## REQUIREMENT
Go through the records and filter out every line lacking the word "your"; copy the lines that remain.

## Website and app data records
________________
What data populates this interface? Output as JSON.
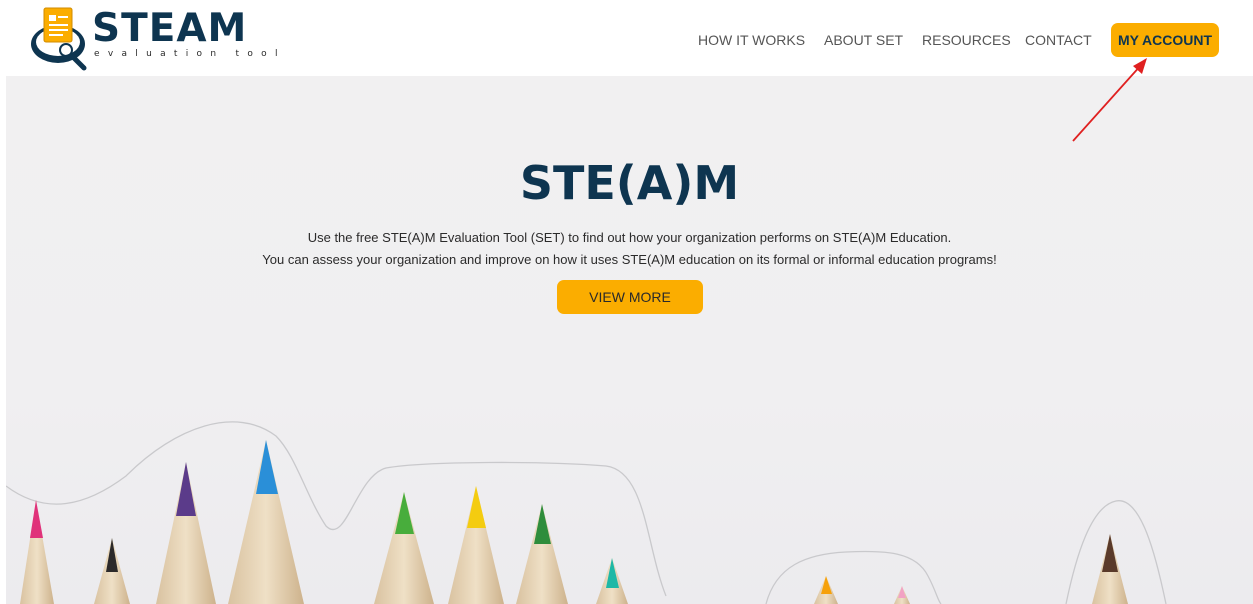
{
  "brand": {
    "name": "STEAM",
    "tagline": "evaluation tool"
  },
  "nav": {
    "items": [
      {
        "label": "HOW IT WORKS"
      },
      {
        "label": "ABOUT SET"
      },
      {
        "label": "RESOURCES"
      },
      {
        "label": "CONTACT"
      }
    ],
    "account_label": "MY ACCOUNT"
  },
  "hero": {
    "title": "STE(A)M",
    "line1": "Use the free STE(A)M Evaluation Tool (SET) to find out how your organization performs on STE(A)M Education.",
    "line2": "You can assess your organization and improve on how it uses STE(A)M education on its formal or informal education programs!",
    "button_label": "VIEW MORE"
  },
  "colors": {
    "accent": "#fbad00",
    "brand_dark": "#0e3550",
    "annotation_arrow": "#e02020"
  },
  "icons": {
    "logo": "document-magnifier-icon"
  }
}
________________
## EXERCISE SOLUTION
    "line1": "Use the free STE(A)M Evaluation Tool (SET) to find out how your organization performs on STE(A)M Education.",
    "line2": "You can assess your organization and improve on how it uses STE(A)M education on its formal or informal education programs!",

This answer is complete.